I saw Cats on a school trip. I thought it was neat and a little weird. The set was cool. Then a friend of mine told me there was this little theater in Oradell, N.J. called The Bergen County Players, and they were doing this show about killing people and putting them in meat pies. My 14-year-old brain thought that was the coolest thing I had ever heard. I went to see their community theater version of Sweeney Todd. It has a surprise ending and when it happened I remember thinking, "There's going to be another audience here tomorrow who don't know what's coming; I have to be here when it happens." It was $12 a pop every Friday, Saturday and Sunday for three months, and I saw every performance.
You were a Sweeney Todd groupie!
I was a groupie! They got me a cast jacket and everything They didn't even have jackets, but they had one made for me.

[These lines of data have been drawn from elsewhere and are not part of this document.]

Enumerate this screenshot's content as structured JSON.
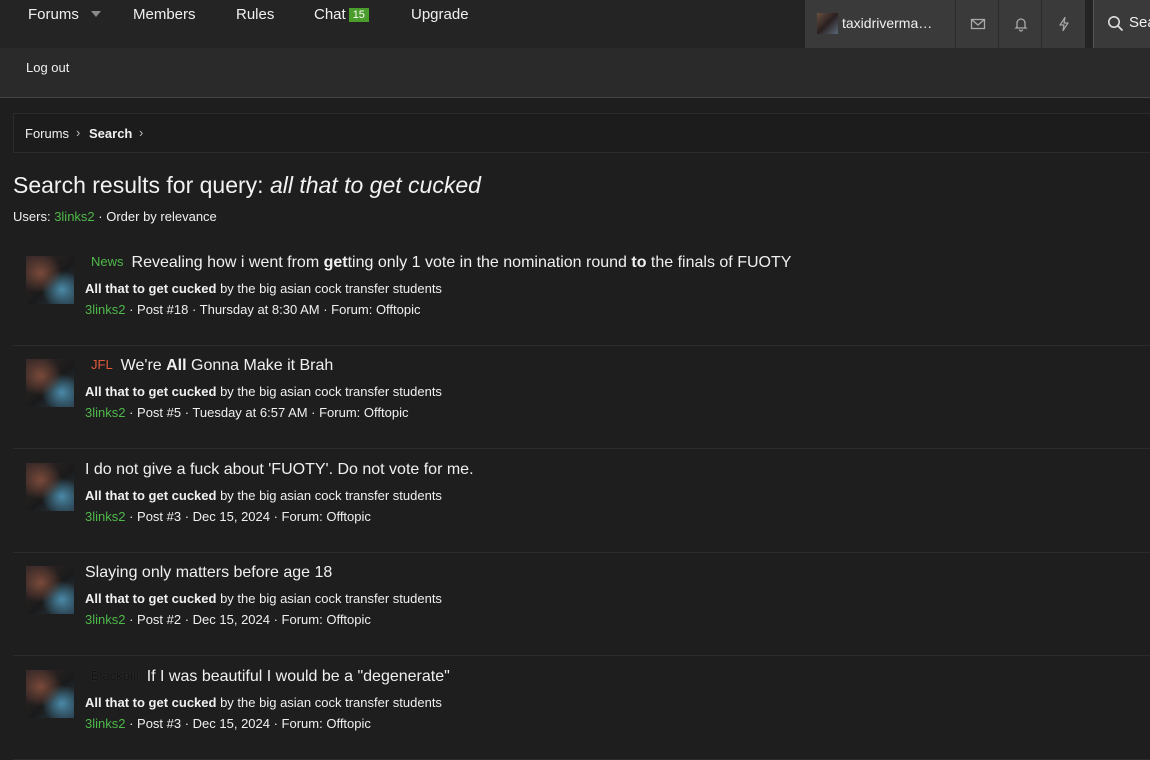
{
  "nav": {
    "items": [
      {
        "label": "Forums"
      },
      {
        "label": "Members"
      },
      {
        "label": "Rules"
      },
      {
        "label": "Chat",
        "badge": "15"
      },
      {
        "label": "Upgrade"
      }
    ],
    "username": "taxidriverma…",
    "search_label": "Sea",
    "logout": "Log out",
    "icons": [
      "envelope-icon",
      "bell-icon",
      "bolt-icon",
      "search-icon"
    ]
  },
  "breadcrumb": {
    "items": [
      "Forums",
      "Search"
    ],
    "separator": "›"
  },
  "page": {
    "title_prefix": "Search results for query: ",
    "query": "all that to get cucked",
    "users_label": "Users:",
    "user": "3links2",
    "order": "· Order by relevance"
  },
  "results": [
    {
      "prefix": "News",
      "title_parts": [
        "Revealing how i went from ",
        "get",
        "ting only 1 vote in the nomination round ",
        "to",
        " the finals of FUOTY"
      ],
      "snippet_bold": "All that to get cucked",
      "snippet_rest": " by the big asian cock transfer students",
      "author": "3links2",
      "meta_rest": " · Post #18 · Thursday at 8:30 AM · Forum: Offtopic"
    },
    {
      "prefix": "JFL",
      "title_parts": [
        "We're ",
        "All",
        " Gonna Make it Brah"
      ],
      "snippet_bold": "All that to get cucked",
      "snippet_rest": " by the big asian cock transfer students",
      "author": "3links2",
      "meta_rest": " · Post #5 · Tuesday at 6:57 AM · Forum: Offtopic"
    },
    {
      "title": "I do not give a fuck about 'FUOTY'. Do not vote for me.",
      "snippet_bold": "All that to get cucked",
      "snippet_rest": " by the big asian cock transfer students",
      "author": "3links2",
      "meta_rest": " · Post #3 · Dec 15, 2024 · Forum: Offtopic"
    },
    {
      "title": "Slaying only matters before age 18",
      "snippet_bold": "All that to get cucked",
      "snippet_rest": " by the big asian cock transfer students",
      "author": "3links2",
      "meta_rest": " · Post #2 · Dec 15, 2024 · Forum: Offtopic"
    },
    {
      "prefix": "Blackpill",
      "title": "If I was beautiful I would be a \"degenerate\"",
      "snippet_bold": "All that to get cucked",
      "snippet_rest": " by the big asian cock transfer students",
      "author": "3links2",
      "meta_rest": " · Post #3 · Dec 15, 2024 · Forum: Offtopic"
    }
  ],
  "colors": {
    "accent_green": "#4fb84a",
    "prefix_jfl": "#e05a3a",
    "badge_green": "#4a9c2b"
  }
}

I heard that is your dream show to do.
It is and yet there is no role for me at all! I've always joked with a friend that we should do it with puppets and call it Teeny Todd.
What were you like as a kid growing up in New Milford, N.J.?
I was a bit of a goofball. I was always silly. I think that lends itself to being an actor. It's a sense of play like running around pretending to be a Ghostbuster or Ninja Turtle.
Who was your favorite Ninja Turtle?
Did you ever wonder what you'd do if you didn't make it as an actor?
I think like a lot of people I began to think, "Just in case I should consider ..." I double majored in English education and theater with a musical theater minor. Teaching is the only thing that makes me as happy as performing. I still do a lot of teaching. I definitely think in another life I could have happily been a high school English teacher.
In Honeymoon in Vegas your character has a fear of getting married thanks to the final words his dead mother. How did you propose to your wife?
My wife is a huge E.T. fan, to the point where she can't watch it without crying. It's her favorite movie she can't watch. She has this little E.T. doll from 1982, and there isn't an original stitch on it. We were doing the Avenue Q tour, and we were coming through Philly, and about 85 of our friends and family were coming to a performance. Unbeknownst to her, I scheduled this party. After the theater had emptied out, I left a trail of Reese's Pieces like in E.T. from her dressing room to the stage. When she got to the stage her childhood E.T. doll was holding the ring box and our sound designer hit the theme from E.T. She lost her mind.
So sweet! Now to get to know you a little better, here are some quick questions. What is your go-to Karaoke song?
It's cheesy, but "Smile."
That's a tough one. I'm a huge nerd, so I'm really into the "The Walking Dead" graphic novels. If I was going for a classic, I'd say "Of Mice and Men."
I love this Australian singer, Anthony Warlow. There is a southern gospel singer named David Phelps who has one of the most extraordinary instruments ever. If someone were to go through my iPhone they would see everything from Kid Rock to Annie Lennox to Blossom Dearie to Dean Martin.
Favorite TV show?
My wife and I were so obsessed with Lost that as I sit here talking to you, I have a piece of the airplane wing hanging in my living room that I won at an auction. We took our extended honeymoon in Hawaii to take an 8-hour hummer tour of the filming locations of Lost.
After everything you've done and accomplished, what are you the most proud of?
If you had told the 15-year-old me that I would be originating a role on Broadway in a new Jason Robert Brown musical, I never would have believed you. That is something I will always be wildly proud of. The fact that I get to introduce audiences to new Jason Robert Brown songs through my voice is something I'll never forget.
For more on Honeymoon in Vegas and to purchase tickets, visit http://www.honeymoonbroadway.com/
Photos by: Joan Marcus